*** Opening Records to process ***

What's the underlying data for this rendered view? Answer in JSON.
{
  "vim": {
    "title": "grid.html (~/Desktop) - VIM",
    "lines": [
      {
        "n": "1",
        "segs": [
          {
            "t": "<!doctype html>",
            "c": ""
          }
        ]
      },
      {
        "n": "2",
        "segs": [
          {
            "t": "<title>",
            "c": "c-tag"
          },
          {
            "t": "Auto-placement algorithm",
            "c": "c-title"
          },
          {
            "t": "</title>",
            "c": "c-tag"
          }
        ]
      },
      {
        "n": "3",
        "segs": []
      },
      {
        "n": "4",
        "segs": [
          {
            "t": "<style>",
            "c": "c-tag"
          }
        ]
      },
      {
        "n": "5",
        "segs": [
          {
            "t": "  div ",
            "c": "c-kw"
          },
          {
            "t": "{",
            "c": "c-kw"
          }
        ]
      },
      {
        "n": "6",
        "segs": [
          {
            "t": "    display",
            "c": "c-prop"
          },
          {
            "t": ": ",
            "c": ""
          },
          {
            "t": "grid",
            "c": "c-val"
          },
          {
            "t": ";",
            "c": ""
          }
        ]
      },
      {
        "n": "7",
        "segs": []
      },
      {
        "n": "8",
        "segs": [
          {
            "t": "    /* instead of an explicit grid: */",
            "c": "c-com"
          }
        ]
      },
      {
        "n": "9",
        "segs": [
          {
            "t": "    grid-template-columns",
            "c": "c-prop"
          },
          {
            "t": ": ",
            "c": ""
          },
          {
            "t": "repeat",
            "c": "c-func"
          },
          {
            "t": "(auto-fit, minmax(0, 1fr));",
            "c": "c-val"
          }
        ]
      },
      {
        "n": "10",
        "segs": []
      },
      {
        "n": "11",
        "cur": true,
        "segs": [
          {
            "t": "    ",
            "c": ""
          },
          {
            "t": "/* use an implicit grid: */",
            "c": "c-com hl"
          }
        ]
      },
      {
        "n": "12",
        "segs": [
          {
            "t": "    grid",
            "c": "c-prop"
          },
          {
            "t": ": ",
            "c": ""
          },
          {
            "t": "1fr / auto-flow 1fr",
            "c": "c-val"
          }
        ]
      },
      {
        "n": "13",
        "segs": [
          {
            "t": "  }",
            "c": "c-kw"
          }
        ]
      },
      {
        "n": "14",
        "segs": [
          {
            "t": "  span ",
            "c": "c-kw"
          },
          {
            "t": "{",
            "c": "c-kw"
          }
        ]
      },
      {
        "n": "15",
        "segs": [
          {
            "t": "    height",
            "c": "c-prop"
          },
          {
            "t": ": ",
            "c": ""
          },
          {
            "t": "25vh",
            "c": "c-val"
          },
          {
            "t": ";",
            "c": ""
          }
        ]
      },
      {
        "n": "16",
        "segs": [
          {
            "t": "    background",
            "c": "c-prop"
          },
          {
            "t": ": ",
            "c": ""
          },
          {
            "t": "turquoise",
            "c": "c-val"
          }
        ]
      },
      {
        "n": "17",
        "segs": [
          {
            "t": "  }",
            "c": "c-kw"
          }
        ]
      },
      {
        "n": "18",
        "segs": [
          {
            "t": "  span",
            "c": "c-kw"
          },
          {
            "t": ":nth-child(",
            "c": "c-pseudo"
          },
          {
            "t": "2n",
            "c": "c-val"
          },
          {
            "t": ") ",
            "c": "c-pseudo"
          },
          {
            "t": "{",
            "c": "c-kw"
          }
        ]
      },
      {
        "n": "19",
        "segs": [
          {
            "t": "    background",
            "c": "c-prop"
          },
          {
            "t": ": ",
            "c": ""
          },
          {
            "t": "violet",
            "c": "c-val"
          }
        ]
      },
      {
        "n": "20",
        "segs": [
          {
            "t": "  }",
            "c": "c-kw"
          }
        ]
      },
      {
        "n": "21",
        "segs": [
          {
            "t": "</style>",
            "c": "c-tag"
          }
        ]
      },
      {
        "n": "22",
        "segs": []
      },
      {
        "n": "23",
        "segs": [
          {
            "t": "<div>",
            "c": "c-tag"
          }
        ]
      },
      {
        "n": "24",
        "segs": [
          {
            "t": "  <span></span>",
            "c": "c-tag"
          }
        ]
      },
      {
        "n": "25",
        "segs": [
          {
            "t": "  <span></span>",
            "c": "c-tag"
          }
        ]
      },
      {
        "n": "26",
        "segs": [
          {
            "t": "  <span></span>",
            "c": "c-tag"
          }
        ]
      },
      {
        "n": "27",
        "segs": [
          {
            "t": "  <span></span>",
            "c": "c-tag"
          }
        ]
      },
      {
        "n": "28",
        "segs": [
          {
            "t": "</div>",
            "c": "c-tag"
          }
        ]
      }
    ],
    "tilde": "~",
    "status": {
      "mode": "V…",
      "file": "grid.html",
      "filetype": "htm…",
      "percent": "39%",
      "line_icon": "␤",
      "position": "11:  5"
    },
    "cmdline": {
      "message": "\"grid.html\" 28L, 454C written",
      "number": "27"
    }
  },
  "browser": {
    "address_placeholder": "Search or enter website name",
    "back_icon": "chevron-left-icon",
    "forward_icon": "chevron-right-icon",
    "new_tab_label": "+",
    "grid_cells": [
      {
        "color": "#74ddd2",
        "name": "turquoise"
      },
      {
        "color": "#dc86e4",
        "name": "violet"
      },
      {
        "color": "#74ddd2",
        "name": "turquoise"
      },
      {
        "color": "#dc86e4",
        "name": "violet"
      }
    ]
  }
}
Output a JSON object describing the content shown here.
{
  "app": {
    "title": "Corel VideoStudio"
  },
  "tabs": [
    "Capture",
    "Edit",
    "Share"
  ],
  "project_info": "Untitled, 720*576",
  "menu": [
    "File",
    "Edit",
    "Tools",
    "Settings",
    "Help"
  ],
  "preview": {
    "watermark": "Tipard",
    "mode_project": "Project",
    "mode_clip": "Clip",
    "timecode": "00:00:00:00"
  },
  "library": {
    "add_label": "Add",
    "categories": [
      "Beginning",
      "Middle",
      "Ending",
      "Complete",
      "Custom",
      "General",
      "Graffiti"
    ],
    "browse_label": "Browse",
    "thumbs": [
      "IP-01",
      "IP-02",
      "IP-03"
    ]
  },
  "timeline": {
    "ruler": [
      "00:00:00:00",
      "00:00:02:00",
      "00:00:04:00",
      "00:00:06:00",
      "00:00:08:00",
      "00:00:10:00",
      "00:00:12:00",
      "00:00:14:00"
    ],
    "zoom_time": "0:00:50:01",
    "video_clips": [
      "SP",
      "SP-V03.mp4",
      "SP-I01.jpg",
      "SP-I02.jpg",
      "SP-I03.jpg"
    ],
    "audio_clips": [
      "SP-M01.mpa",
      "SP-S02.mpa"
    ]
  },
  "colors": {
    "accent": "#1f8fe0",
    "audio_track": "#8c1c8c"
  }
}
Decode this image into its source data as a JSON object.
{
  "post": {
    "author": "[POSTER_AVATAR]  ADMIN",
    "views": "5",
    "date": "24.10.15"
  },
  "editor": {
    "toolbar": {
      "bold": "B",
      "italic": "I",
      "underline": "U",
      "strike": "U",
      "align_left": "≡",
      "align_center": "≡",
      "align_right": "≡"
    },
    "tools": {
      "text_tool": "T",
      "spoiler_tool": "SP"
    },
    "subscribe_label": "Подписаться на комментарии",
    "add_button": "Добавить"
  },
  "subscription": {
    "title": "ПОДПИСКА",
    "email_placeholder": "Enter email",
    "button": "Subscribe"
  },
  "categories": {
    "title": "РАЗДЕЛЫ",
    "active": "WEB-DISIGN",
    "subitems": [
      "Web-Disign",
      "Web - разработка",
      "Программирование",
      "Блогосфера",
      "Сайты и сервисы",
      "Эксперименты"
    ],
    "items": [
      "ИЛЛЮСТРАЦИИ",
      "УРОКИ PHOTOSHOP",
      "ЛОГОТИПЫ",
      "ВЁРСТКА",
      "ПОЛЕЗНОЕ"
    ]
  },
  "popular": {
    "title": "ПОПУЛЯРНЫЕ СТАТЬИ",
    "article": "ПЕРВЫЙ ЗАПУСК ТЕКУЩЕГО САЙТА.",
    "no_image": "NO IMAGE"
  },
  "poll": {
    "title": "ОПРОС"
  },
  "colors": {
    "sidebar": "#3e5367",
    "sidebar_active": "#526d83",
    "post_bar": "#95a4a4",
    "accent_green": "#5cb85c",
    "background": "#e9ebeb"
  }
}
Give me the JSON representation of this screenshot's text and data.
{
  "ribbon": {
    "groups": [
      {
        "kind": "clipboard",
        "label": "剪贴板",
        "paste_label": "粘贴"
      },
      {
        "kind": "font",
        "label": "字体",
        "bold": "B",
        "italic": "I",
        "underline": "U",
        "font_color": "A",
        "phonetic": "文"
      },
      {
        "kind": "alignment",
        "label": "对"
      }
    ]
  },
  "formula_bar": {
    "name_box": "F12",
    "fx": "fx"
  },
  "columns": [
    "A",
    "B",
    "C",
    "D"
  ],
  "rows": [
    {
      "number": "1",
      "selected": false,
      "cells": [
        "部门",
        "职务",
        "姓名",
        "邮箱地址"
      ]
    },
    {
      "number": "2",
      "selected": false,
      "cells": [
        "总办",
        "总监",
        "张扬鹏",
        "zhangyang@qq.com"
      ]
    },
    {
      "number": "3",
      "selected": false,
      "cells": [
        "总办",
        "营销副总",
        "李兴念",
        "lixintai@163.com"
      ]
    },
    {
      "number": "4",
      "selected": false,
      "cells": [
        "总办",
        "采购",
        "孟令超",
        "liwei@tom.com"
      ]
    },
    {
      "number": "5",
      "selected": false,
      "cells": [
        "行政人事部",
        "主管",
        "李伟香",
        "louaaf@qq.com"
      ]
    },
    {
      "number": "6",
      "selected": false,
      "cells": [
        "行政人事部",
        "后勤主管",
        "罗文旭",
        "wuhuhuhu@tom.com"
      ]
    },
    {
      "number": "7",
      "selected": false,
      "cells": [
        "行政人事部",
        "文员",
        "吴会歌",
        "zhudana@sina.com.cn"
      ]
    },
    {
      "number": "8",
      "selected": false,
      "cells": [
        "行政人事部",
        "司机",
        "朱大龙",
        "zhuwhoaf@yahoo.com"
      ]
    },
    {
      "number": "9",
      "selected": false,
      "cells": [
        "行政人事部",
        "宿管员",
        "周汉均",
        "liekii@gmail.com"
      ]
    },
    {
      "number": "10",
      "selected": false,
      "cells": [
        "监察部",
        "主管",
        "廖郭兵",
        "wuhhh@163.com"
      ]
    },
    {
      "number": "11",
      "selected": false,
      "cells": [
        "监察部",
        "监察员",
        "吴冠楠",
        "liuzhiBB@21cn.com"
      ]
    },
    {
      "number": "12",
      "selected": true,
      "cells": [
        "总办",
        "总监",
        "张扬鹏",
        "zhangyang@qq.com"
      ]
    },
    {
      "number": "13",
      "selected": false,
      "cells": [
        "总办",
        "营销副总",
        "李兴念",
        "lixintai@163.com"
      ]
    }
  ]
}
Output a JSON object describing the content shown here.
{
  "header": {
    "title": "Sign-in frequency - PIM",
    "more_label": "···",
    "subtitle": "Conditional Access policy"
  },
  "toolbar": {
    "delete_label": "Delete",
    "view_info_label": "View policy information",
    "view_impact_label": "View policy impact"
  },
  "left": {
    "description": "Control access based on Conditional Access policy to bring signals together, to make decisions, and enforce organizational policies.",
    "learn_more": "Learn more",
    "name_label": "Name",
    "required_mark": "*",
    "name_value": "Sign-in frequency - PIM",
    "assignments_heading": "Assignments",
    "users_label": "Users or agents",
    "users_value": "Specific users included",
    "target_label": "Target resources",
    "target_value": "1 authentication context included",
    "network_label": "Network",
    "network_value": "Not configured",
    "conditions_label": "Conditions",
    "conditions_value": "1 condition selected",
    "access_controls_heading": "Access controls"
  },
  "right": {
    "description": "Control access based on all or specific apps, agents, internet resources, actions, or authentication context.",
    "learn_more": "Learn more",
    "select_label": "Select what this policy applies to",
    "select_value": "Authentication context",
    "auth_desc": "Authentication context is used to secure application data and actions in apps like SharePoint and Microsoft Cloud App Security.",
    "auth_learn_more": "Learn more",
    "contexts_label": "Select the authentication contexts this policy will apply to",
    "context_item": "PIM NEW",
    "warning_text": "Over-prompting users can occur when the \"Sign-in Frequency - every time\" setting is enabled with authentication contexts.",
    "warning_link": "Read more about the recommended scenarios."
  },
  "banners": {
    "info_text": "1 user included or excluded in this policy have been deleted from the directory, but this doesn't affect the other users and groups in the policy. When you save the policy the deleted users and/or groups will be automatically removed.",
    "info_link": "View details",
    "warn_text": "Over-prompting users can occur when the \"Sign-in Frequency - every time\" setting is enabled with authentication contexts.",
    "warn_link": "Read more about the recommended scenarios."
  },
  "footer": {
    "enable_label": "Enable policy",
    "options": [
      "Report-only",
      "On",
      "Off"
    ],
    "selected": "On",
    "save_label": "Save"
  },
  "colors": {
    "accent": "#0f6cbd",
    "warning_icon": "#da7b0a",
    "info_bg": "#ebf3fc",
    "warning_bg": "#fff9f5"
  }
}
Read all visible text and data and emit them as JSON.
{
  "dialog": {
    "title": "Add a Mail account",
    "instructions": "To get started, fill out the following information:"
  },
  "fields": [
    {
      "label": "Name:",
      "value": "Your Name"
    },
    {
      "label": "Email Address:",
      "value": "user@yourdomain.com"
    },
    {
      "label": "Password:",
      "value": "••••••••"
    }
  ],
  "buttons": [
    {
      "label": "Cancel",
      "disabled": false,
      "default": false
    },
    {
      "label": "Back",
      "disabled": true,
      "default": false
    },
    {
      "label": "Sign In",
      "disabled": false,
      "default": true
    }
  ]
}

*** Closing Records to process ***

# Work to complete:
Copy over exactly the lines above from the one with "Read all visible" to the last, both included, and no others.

# Task output:
Read all visible text and data and emit them as JSON.
{
  "dialog": {
    "title": "Add a Mail account",
    "instructions": "To get started, fill out the following information:"
  },
  "fields": [
    {
      "label": "Name:",
      "value": "Your Name"
    },
    {
      "label": "Email Address:",
      "value": "user@yourdomain.com"
    },
    {
      "label": "Password:",
      "value": "••••••••"
    }
  ],
  "buttons": [
    {
      "label": "Cancel",
      "disabled": false,
      "default": false
    },
    {
      "label": "Back",
      "disabled": true,
      "default": false
    },
    {
      "label": "Sign In",
      "disabled": false,
      "default": true
    }
  ]
}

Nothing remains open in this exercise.